When the Dark Energy Camera opened its giant eye last week and began taking pictures of the ancient light from far-off galaxies, more than 120 members of the Dark Energy Survey eagerly awaited the first snapshots. Those images have now arrived.
If recent research in Norway is successful, a coating filled with tiny lubricant capsules could come to the rescue when metal surfaces dry out and friction builds up. As part of a project at the Gemini Tribology Centre researchers are now testing whether it is possible—where two metal surfaces are in contact with each other—to apply a coating to surfaces formed of hard particles and capsules filled with liquid lubricant.
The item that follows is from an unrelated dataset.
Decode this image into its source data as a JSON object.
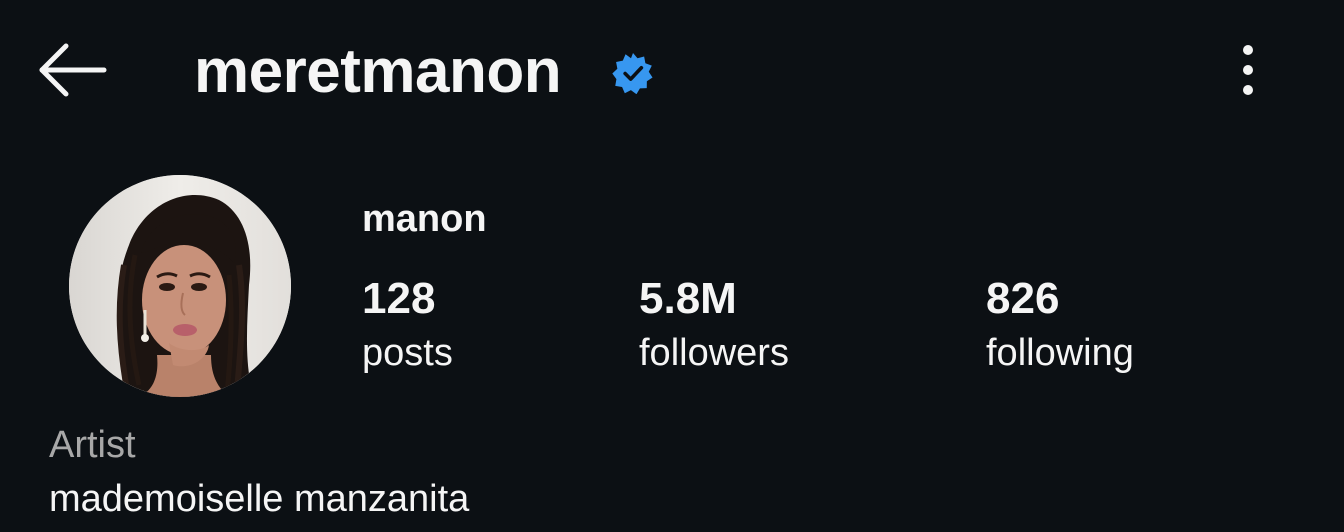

This morning the Large Hadron Collider (LHC) collided protons with lead ions for the first time. This week's short run will give the experiments a first taste of proton-nucleus collisions before the main run in January to February 2013, the last LHC physics before the accelerator is shut down for maintenance.
According to data from a 2008 Business R&D and Innovation Survey by the National Science Foundation, businesses perform the lion's share of their R&D activity in just a small number of geographic areas, particularly the San Jose-San Francisco-Oakland area and the New York-Newark-Bridgeport area.
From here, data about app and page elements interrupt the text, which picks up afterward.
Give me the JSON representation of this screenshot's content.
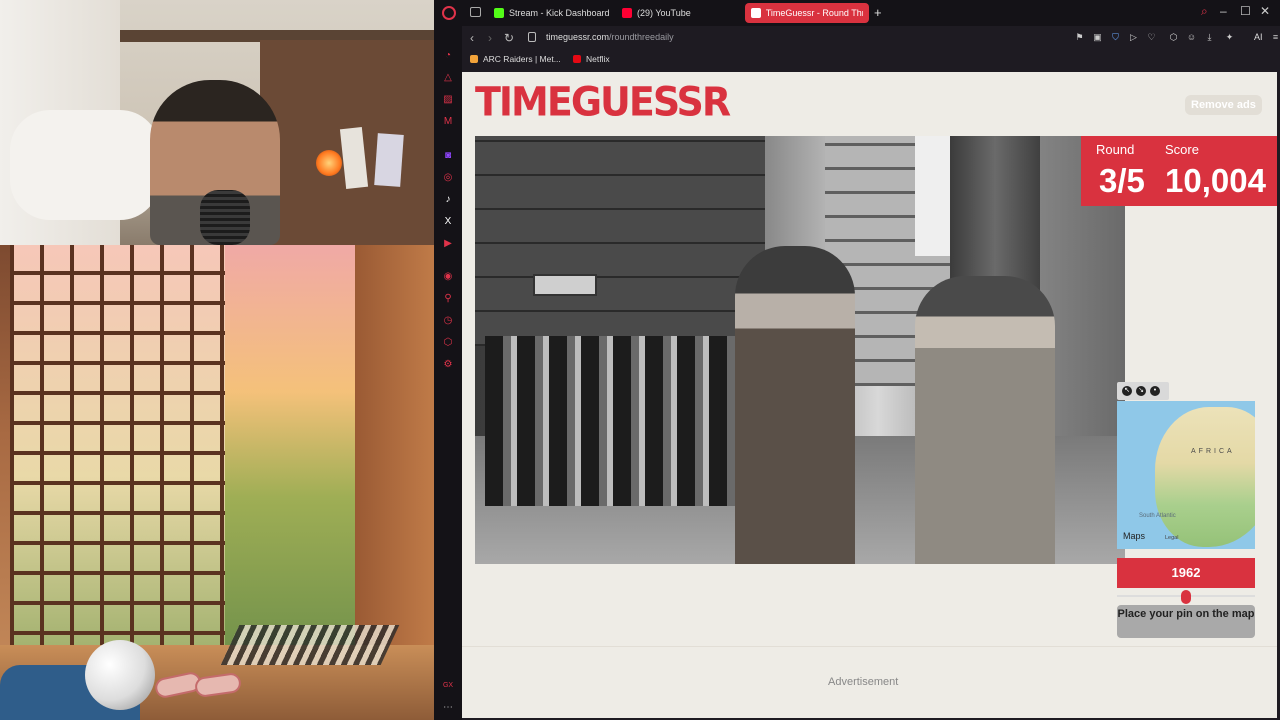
{
  "browser": {
    "tabs": [
      {
        "label": "Stream - Kick Dashboard",
        "color": "#53fc18"
      },
      {
        "label": "(29) YouTube",
        "color": "#ff0033"
      },
      {
        "label": "TimeGuessr - Round Thre",
        "color": "#ffffff"
      }
    ],
    "url": {
      "host": "timeguessr.com",
      "path": "/roundthreedaily"
    },
    "bookmarks": [
      {
        "label": "ARC Raiders | Met...",
        "color": "#f2a33a"
      },
      {
        "label": "Netflix",
        "color": "#e50914"
      }
    ],
    "ai_label": "AI"
  },
  "page": {
    "brand": "TIMEGUESSR",
    "remove_ads": "Remove ads",
    "score": {
      "round_label": "Round",
      "round_value": "3/5",
      "score_label": "Score",
      "score_value": "10,004"
    },
    "map": {
      "continent_label": "AFRICA",
      "ocean_label": "South Atlantic",
      "attribution": "Maps",
      "legal": "Legal"
    },
    "year": {
      "value": "1962",
      "slider_fraction": 0.5
    },
    "pin_button": "Place your pin on the map",
    "advertisement": "Advertisement"
  },
  "colors": {
    "accent": "#d9323f",
    "page_bg": "#eeece6"
  }
}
A frustrating flaw in a set of custom crystals for an instrument at SLAC National Accelerator Laboratory inspired a solution for an important scientific challenge: how to accurately measure the colors of each individual pulse from a powerful X-ray laser.
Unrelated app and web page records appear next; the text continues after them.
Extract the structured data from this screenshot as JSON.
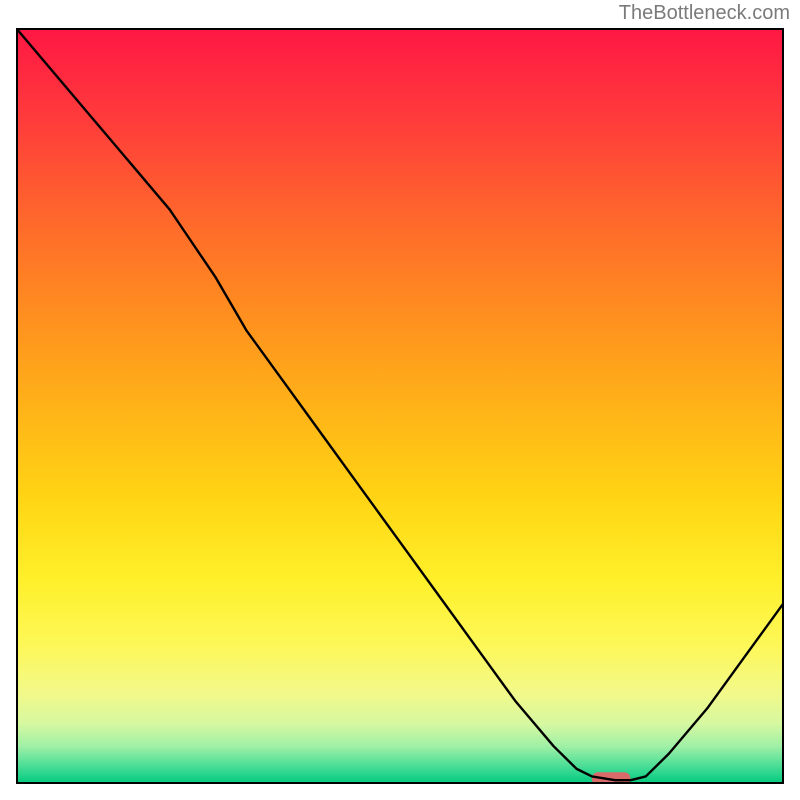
{
  "watermark": "TheBottleneck.com",
  "chart_data": {
    "type": "line",
    "title": "",
    "xlabel": "",
    "ylabel": "",
    "xlim": [
      0,
      100
    ],
    "ylim": [
      0,
      100
    ],
    "grid": false,
    "x": [
      0,
      5,
      10,
      15,
      20,
      22,
      26,
      30,
      35,
      40,
      45,
      50,
      55,
      60,
      65,
      70,
      73,
      75,
      78,
      80,
      82,
      85,
      90,
      95,
      100
    ],
    "y": [
      100,
      94,
      88,
      82,
      76,
      73,
      67,
      60,
      53,
      46,
      39,
      32,
      25,
      18,
      11,
      5,
      2,
      1,
      0.5,
      0.5,
      1,
      4,
      10,
      17,
      24
    ],
    "marker": {
      "x_start": 75,
      "x_end": 80,
      "y": 0.7,
      "color": "#d96a6a",
      "shape": "capsule"
    },
    "background_gradient": {
      "top": "#ff1744",
      "middle": "#ffd414",
      "bottom": "#00c97f"
    }
  }
}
Scientific deep sea drilling vessel “Chikyu” has set a world new record by drilling down and obtaining rock samples from deeper than 2,111 m (6,926 feet) below the seafloor off Shimokita Peninsula of Japan in the northwest Pacific Ocean. “Chikyu” is designed to reach the deeper part of the Earth such as the mantle, the plate boundary seisomogenic zones and the deep biosphere.
A new underwater explorer hit the seas this summer, armed with cameras, strobes and sonar and charged with being a protector of sorts to a half-billion dollar resource—the Atlantic scallop catch. Developed by a former scalloper and researchers at the Woods Hole Oceanographic Institution, the stainless steel Seahorse gives marine scientists a look at the seafloor they’ve never had before and offers uses beyond policing scallop grounds.
Many lasers have linear polarization, in which the electric field of the beam is, for example, vertical everywhere. Radial and azimuthal polarizations, however, have a directional change of electric field. By combining a spatial light modulater, a 100 femtosec pulse laser source, and a wave plate, researchers in the U.K. have produced lasers that use these modes to machine materials with portentially greater process efficiency.